“The government is rightly concerned about lactating mothers and children. All anganwadi workers have considered it a service and worked all these years for less than minimum salary. The government has realised the importance of our work. Then should we not be compensated fairly?” Rani questioned. She added that the workers are determined to get their demands fulfilled and will continue their hunger strike.
Several workers told TNM that they have been receiving calls from their supervisors to rejoin work.
There have been reports that the Grama Sachivalayam staff, with the assistance of the police, have forced some centres to open. Anganwadis said that in an attempt to spread false information, the government tried to make it appear that the centres are open. Additionally, they alleged that the government threatened to hire new workers if the protesters did not show up for work.
“Though the government is being indifferent to female workers, our beneficiaries are extending support as they have availed our services. Our families too recognised the importance of our work and encouraged us to join the demonstrations,” Rani said.
Babu Rao said, “Anganwadis are not essential services. It is inhumane for the government to refuse to increase the salaries of anganwadi workers who have worked for decades with low wages. The Chief Minister has never spoken for those who have been on indefinite strike and it is a shame to try to suppress it. Anganwadis are getting support from their beneficiaries, common public, and all political parties as their demands are legitimate.”

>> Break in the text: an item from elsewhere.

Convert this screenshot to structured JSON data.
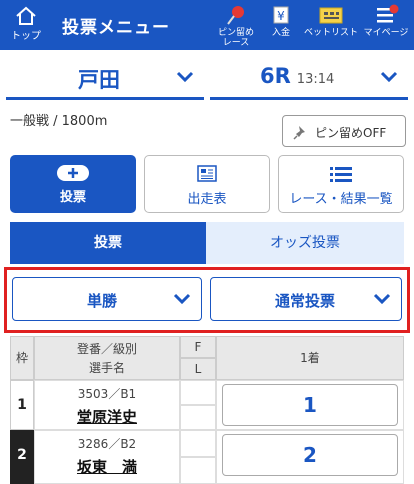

Contributions of anganwadi workers
Anganwadi workers and helpers carry out a variety of tasks that contribute significantly to the ICDS scheme. They contribute to the cleanliness of anganwadi premises, maintain hygiene, and also cook and serve food to children (between three to six years of age). They conduct monthly weight checks for children, enter the values on growth cards, and refer cases for medical attention if needed. Every year, the workers conduct surveys of families in the area with a focus on mothers and children. They plan extracurricular activities for young children and offer supplemental feeding based on available resources. They also assist ASHA workers with pulse polio immunisation drives and implementation of health programmes. In addition, they conduct home visits to educate parents and provide birth information to the local authorities.
According to data from the 2015–16 National Family Health Survey (NFHS–4), Andhra Pradesh had an Infant Mortality Rate (IMR) of 35, (20 in urban areas and 40 in rural areas). The state performed better on the NFHS-5 survey in 2019–2020, with an overall IMR of 30. Both urban (30) and rural (29) areas showed a decrease.
Contract municipal workers also on strike
While anganwadis have been protesting for over 25 days, municipal workers on contract have also been protesting for 16 days demanding the same wages as regular employees. On January 10, Y Srilakshmi, Special Chief Secretary of Municipal and Urban Development, held talks with workers and announced the decision to extend the Occupational Health Allowance (OHA) of Rs 6,000 to all categories of municipal workers. The government also promised a retirement benefit of Rs 50,000 and increased the ex gratia from Rs 5 lakh to Rs 7 lakh. However, the workers’ demand to increase their wages has not been met.
“We have taken to the streets with demonstrations amid the restrictions imposed and will continue to put pressure on the government hoping to negotiate fairly,” Babu Rao said.